DATASET below:

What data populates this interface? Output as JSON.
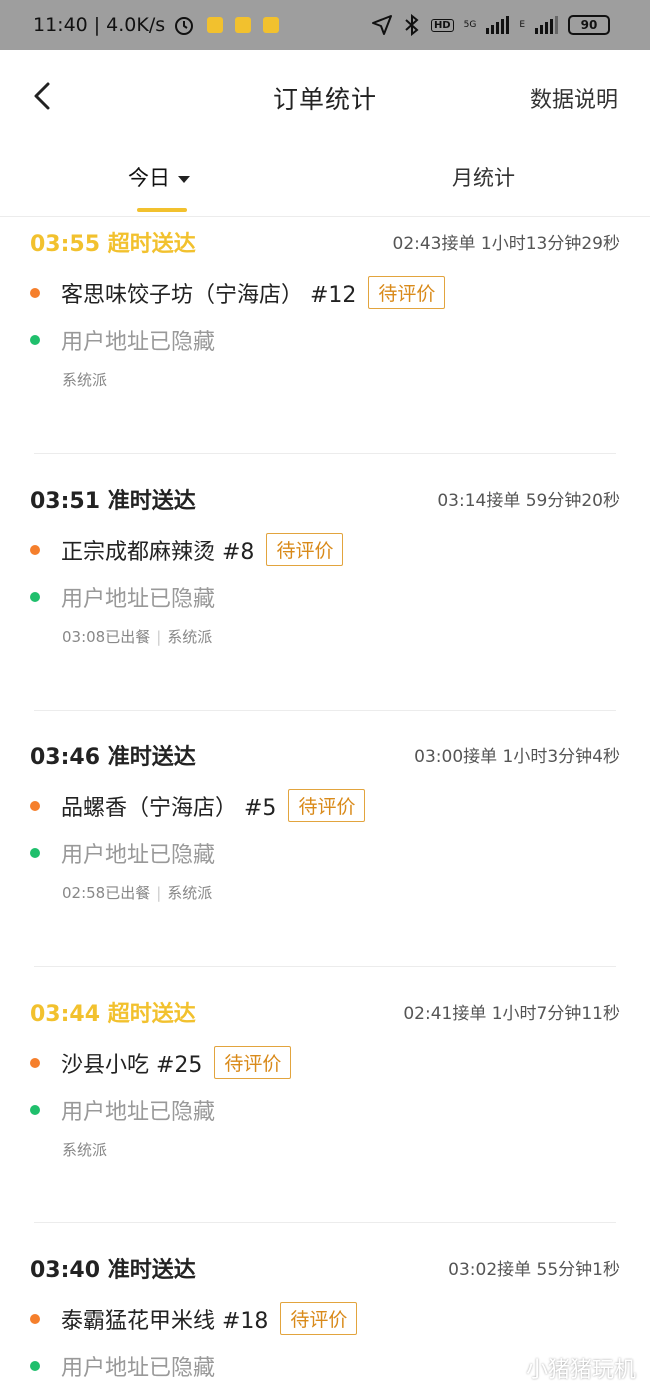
{
  "status_bar": {
    "time": "11:40",
    "speed": "4.0K/s",
    "network_1": "5G",
    "network_2": "E",
    "hd": "HD",
    "battery": "90"
  },
  "nav": {
    "title": "订单统计",
    "action": "数据说明"
  },
  "tabs": {
    "today": "今日",
    "month": "月统计"
  },
  "orders": [
    {
      "time": "03:55",
      "status": "超时送达",
      "accepted": "02:43接单",
      "duration": "1小时13分钟29秒",
      "store": "客思味饺子坊（宁海店） #12",
      "tag": "待评价",
      "address": "用户地址已隐藏",
      "meal_out": "",
      "dispatch": "系统派",
      "overdue": true
    },
    {
      "time": "03:51",
      "status": "准时送达",
      "accepted": "03:14接单",
      "duration": "59分钟20秒",
      "store": "正宗成都麻辣烫 #8",
      "tag": "待评价",
      "address": "用户地址已隐藏",
      "meal_out": "03:08已出餐",
      "dispatch": "系统派",
      "overdue": false
    },
    {
      "time": "03:46",
      "status": "准时送达",
      "accepted": "03:00接单",
      "duration": "1小时3分钟4秒",
      "store": "品螺香（宁海店） #5",
      "tag": "待评价",
      "address": "用户地址已隐藏",
      "meal_out": "02:58已出餐",
      "dispatch": "系统派",
      "overdue": false
    },
    {
      "time": "03:44",
      "status": "超时送达",
      "accepted": "02:41接单",
      "duration": "1小时7分钟11秒",
      "store": "沙县小吃 #25",
      "tag": "待评价",
      "address": "用户地址已隐藏",
      "meal_out": "",
      "dispatch": "系统派",
      "overdue": true
    },
    {
      "time": "03:40",
      "status": "准时送达",
      "accepted": "03:02接单",
      "duration": "55分钟1秒",
      "store": "泰霸猛花甲米线 #18",
      "tag": "待评价",
      "address": "用户地址已隐藏",
      "meal_out": "",
      "dispatch": "",
      "overdue": false
    }
  ],
  "colors": {
    "overdue": "#f2c12e",
    "accent": "#f2c12e",
    "tag": "#d98a1a",
    "dot_store": "#f57f2c",
    "dot_address": "#1fbf6c"
  },
  "watermark": "小猪猪玩机"
}
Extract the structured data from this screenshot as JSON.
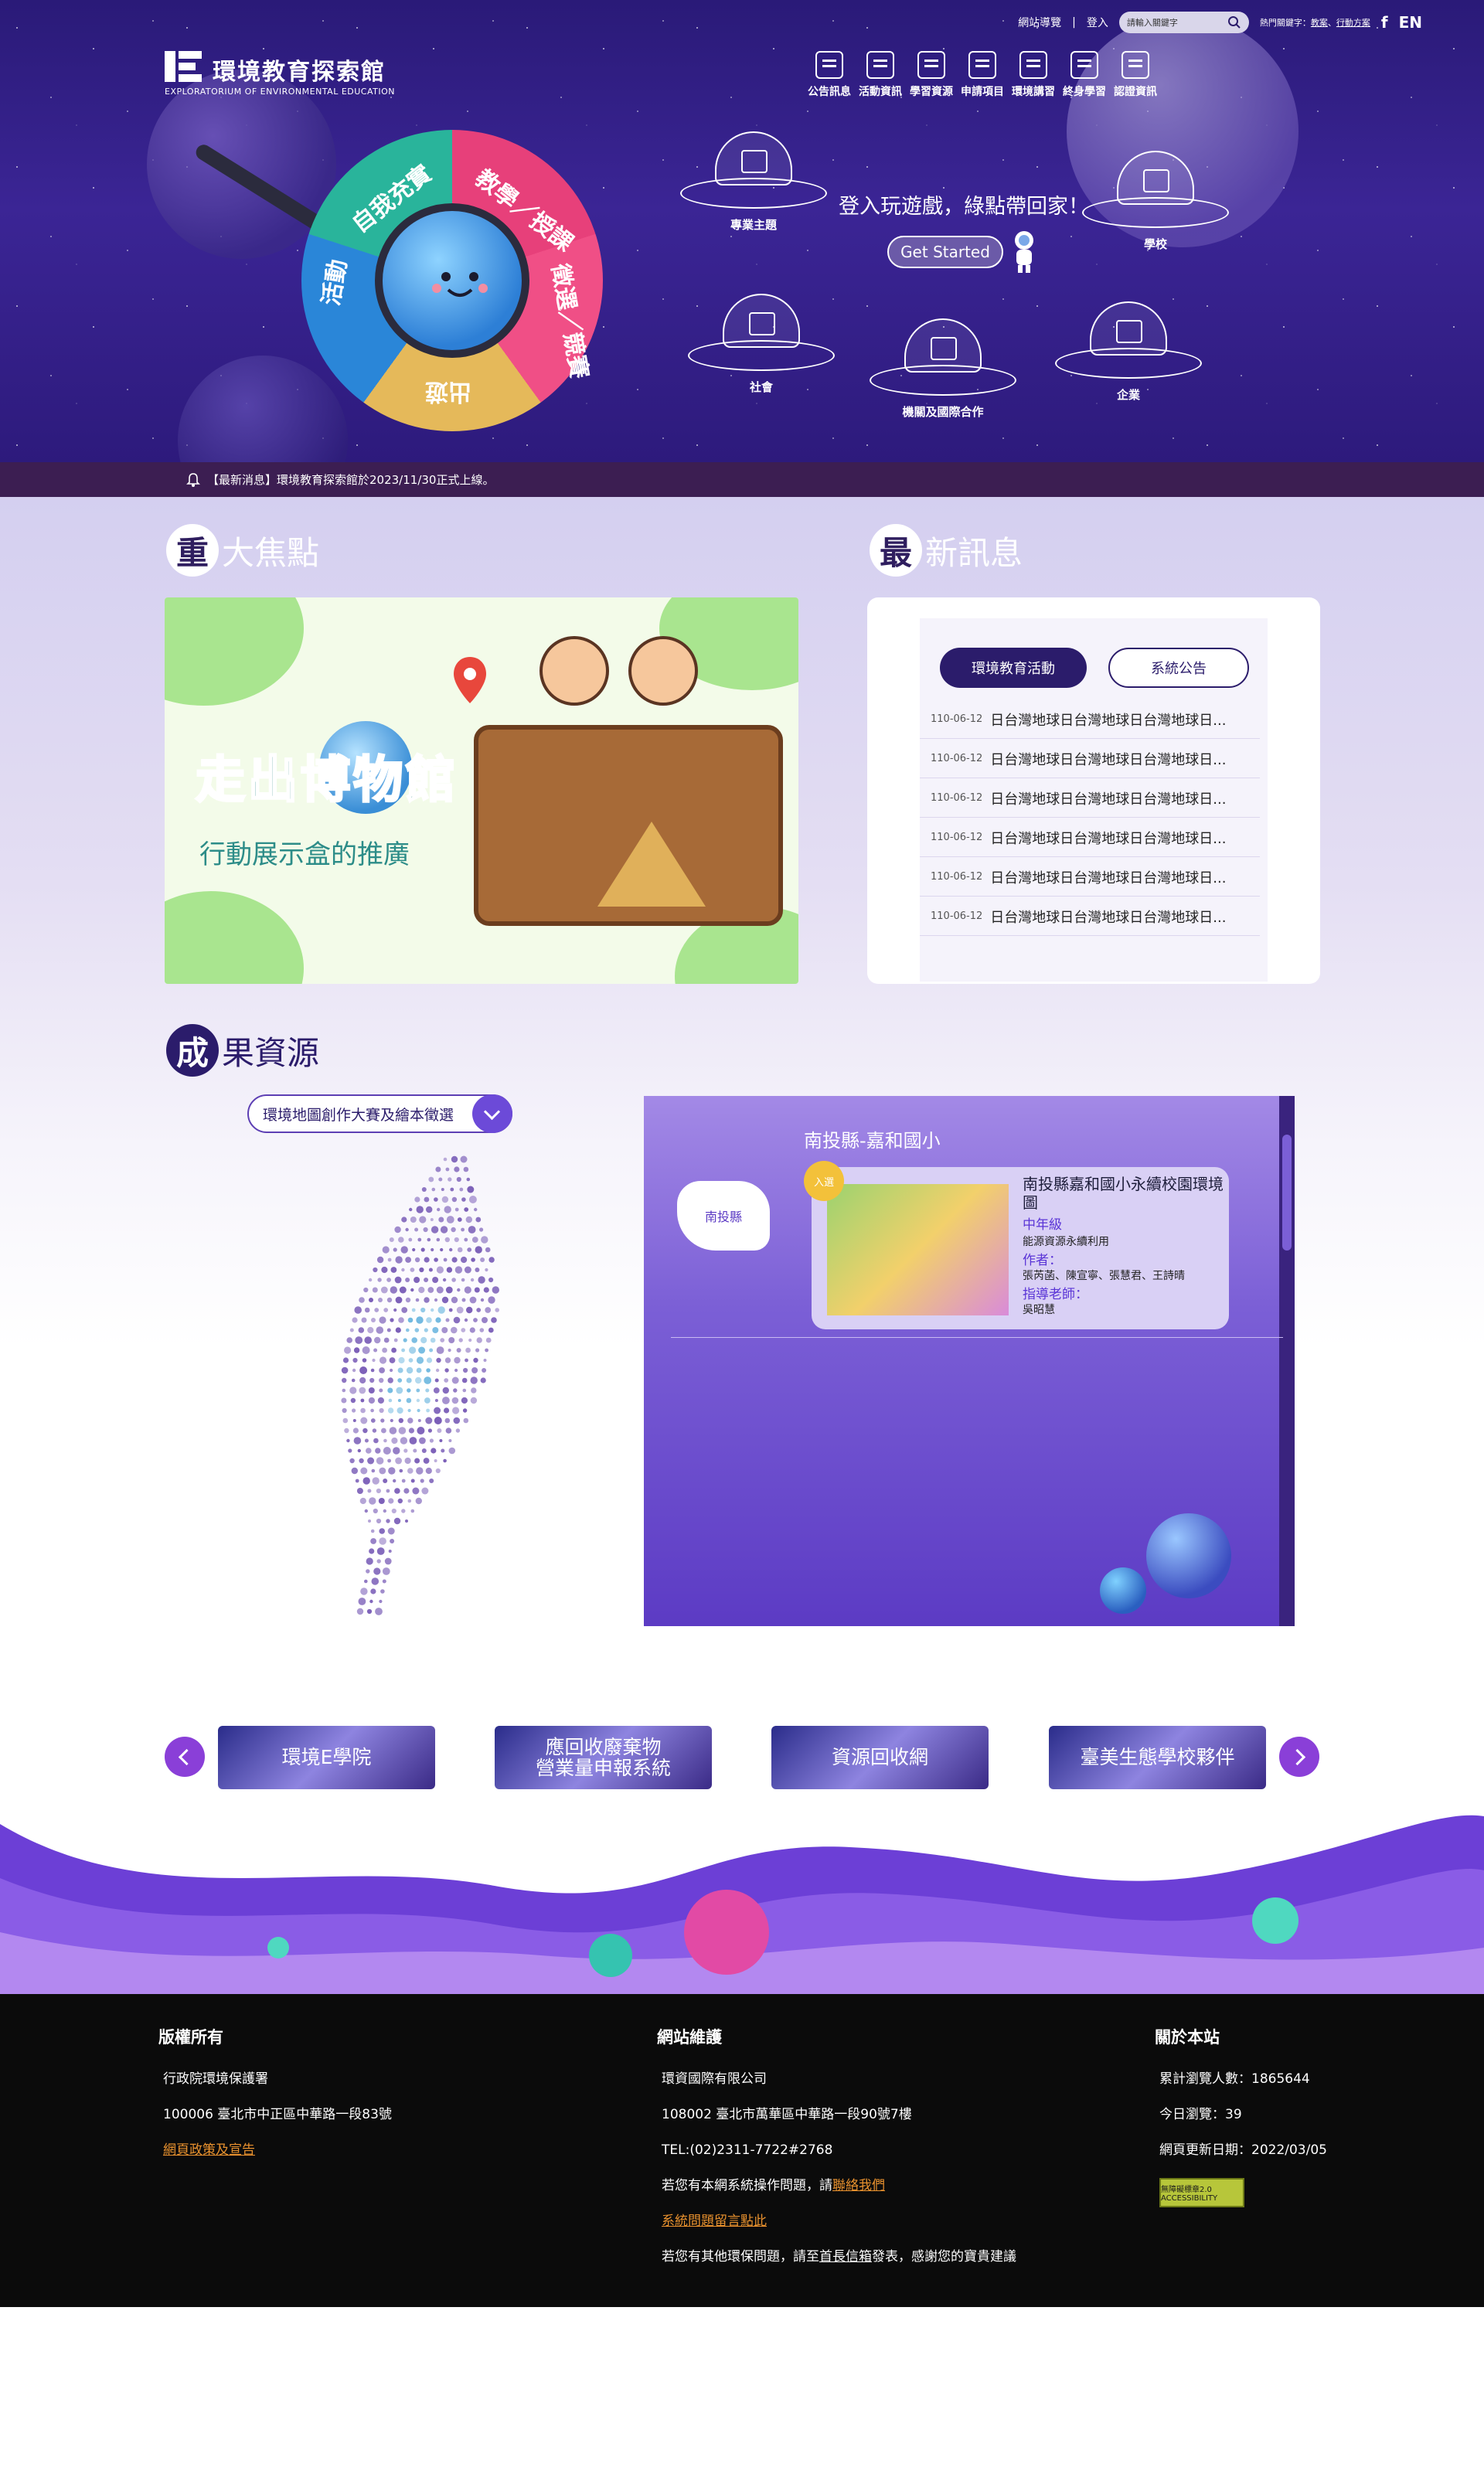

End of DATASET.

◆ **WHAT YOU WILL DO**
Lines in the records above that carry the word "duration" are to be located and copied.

◆ **EXPECTED OUTPUT**
      "duration": "1小时13分钟29秒",
      "duration": "59分钟20秒",
      "duration": "1小时3分钟4秒",
      "duration": "1小时7分钟11秒",
      "duration": "55分钟1秒",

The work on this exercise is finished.